Description of the task:
Each entry here needs to be given again exactly.

Dataset extract:
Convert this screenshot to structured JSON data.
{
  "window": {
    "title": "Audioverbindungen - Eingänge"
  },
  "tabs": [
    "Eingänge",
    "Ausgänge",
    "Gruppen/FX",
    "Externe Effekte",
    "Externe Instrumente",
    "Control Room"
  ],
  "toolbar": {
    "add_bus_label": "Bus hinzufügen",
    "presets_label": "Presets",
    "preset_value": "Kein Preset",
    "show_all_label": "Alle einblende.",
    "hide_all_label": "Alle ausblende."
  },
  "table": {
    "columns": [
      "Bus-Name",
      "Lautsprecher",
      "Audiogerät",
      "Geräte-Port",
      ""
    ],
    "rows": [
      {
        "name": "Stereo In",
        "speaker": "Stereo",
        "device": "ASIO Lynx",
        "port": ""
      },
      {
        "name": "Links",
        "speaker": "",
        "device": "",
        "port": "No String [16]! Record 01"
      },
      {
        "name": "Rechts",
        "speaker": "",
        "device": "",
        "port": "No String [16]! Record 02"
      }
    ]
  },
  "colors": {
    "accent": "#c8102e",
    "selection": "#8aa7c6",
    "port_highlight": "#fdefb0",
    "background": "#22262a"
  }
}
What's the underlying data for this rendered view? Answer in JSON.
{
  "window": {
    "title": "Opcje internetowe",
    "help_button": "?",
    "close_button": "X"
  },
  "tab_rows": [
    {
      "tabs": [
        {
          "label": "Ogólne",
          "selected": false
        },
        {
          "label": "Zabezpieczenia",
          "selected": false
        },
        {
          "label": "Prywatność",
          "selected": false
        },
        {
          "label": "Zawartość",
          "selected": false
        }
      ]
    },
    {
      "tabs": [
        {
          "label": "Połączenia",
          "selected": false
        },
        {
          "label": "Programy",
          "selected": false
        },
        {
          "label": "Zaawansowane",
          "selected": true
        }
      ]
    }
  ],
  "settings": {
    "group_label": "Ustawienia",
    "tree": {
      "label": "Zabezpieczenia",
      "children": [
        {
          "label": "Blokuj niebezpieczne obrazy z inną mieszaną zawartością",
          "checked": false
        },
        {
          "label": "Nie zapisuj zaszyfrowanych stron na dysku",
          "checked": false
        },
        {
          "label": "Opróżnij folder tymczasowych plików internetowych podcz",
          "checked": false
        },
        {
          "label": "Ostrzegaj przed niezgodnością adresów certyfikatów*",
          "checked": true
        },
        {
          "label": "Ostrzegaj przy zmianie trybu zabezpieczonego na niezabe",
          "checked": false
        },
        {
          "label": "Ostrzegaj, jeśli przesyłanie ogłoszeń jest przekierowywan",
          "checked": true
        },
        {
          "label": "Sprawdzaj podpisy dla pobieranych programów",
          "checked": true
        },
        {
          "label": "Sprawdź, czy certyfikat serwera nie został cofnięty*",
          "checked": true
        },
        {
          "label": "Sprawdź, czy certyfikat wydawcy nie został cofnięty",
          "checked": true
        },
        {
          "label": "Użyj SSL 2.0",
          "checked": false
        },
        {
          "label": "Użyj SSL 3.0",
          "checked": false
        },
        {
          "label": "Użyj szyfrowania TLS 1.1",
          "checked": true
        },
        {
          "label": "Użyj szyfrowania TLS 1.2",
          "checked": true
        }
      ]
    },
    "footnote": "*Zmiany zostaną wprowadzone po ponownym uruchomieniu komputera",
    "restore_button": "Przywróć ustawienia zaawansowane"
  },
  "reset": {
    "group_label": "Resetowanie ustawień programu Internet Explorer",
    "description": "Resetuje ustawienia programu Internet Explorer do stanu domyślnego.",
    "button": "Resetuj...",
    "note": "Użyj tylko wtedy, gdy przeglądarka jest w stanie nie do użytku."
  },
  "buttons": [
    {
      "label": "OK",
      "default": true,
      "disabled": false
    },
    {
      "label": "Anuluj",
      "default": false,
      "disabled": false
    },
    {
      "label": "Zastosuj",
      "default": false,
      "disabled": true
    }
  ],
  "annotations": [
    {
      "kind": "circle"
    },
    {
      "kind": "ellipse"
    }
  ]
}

Task answer:
Convert this screenshot to structured JSON data.
{
  "window": {
    "title": "Audioverbindungen - Eingänge"
  },
  "tabs": [
    "Eingänge",
    "Ausgänge",
    "Gruppen/FX",
    "Externe Effekte",
    "Externe Instrumente",
    "Control Room"
  ],
  "toolbar": {
    "add_bus_label": "Bus hinzufügen",
    "presets_label": "Presets",
    "preset_value": "Kein Preset",
    "show_all_label": "Alle einblende.",
    "hide_all_label": "Alle ausblende."
  },
  "table": {
    "columns": [
      "Bus-Name",
      "Lautsprecher",
      "Audiogerät",
      "Geräte-Port",
      ""
    ],
    "rows": [
      {
        "name": "Stereo In",
        "speaker": "Stereo",
        "device": "ASIO Lynx",
        "port": ""
      },
      {
        "name": "Links",
        "speaker": "",
        "device": "",
        "port": "No String [16]! Record 01"
      },
      {
        "name": "Rechts",
        "speaker": "",
        "device": "",
        "port": "No String [16]! Record 02"
      }
    ]
  },
  "colors": {
    "accent": "#c8102e",
    "selection": "#8aa7c6",
    "port_highlight": "#fdefb0",
    "background": "#22262a"
  }
}
What's the underlying data for this rendered view? Answer in JSON.
{
  "window": {
    "title": "Opcje internetowe",
    "help_button": "?",
    "close_button": "X"
  },
  "tab_rows": [
    {
      "tabs": [
        {
          "label": "Ogólne",
          "selected": false
        },
        {
          "label": "Zabezpieczenia",
          "selected": false
        },
        {
          "label": "Prywatność",
          "selected": false
        },
        {
          "label": "Zawartość",
          "selected": false
        }
      ]
    },
    {
      "tabs": [
        {
          "label": "Połączenia",
          "selected": false
        },
        {
          "label": "Programy",
          "selected": false
        },
        {
          "label": "Zaawansowane",
          "selected": true
        }
      ]
    }
  ],
  "settings": {
    "group_label": "Ustawienia",
    "tree": {
      "label": "Zabezpieczenia",
      "children": [
        {
          "label": "Blokuj niebezpieczne obrazy z inną mieszaną zawartością",
          "checked": false
        },
        {
          "label": "Nie zapisuj zaszyfrowanych stron na dysku",
          "checked": false
        },
        {
          "label": "Opróżnij folder tymczasowych plików internetowych podcz",
          "checked": false
        },
        {
          "label": "Ostrzegaj przed niezgodnością adresów certyfikatów*",
          "checked": true
        },
        {
          "label": "Ostrzegaj przy zmianie trybu zabezpieczonego na niezabe",
          "checked": false
        },
        {
          "label": "Ostrzegaj, jeśli przesyłanie ogłoszeń jest przekierowywan",
          "checked": true
        },
        {
          "label": "Sprawdzaj podpisy dla pobieranych programów",
          "checked": true
        },
        {
          "label": "Sprawdź, czy certyfikat serwera nie został cofnięty*",
          "checked": true
        },
        {
          "label": "Sprawdź, czy certyfikat wydawcy nie został cofnięty",
          "checked": true
        },
        {
          "label": "Użyj SSL 2.0",
          "checked": false
        },
        {
          "label": "Użyj SSL 3.0",
          "checked": false
        },
        {
          "label": "Użyj szyfrowania TLS 1.1",
          "checked": true
        },
        {
          "label": "Użyj szyfrowania TLS 1.2",
          "checked": true
        }
      ]
    },
    "footnote": "*Zmiany zostaną wprowadzone po ponownym uruchomieniu komputera",
    "restore_button": "Przywróć ustawienia zaawansowane"
  },
  "reset": {
    "group_label": "Resetowanie ustawień programu Internet Explorer",
    "description": "Resetuje ustawienia programu Internet Explorer do stanu domyślnego.",
    "button": "Resetuj...",
    "note": "Użyj tylko wtedy, gdy przeglądarka jest w stanie nie do użytku."
  },
  "buttons": [
    {
      "label": "OK",
      "default": true,
      "disabled": false
    },
    {
      "label": "Anuluj",
      "default": false,
      "disabled": false
    },
    {
      "label": "Zastosuj",
      "default": false,
      "disabled": true
    }
  ],
  "annotations": [
    {
      "kind": "circle"
    },
    {
      "kind": "ellipse"
    }
  ]
}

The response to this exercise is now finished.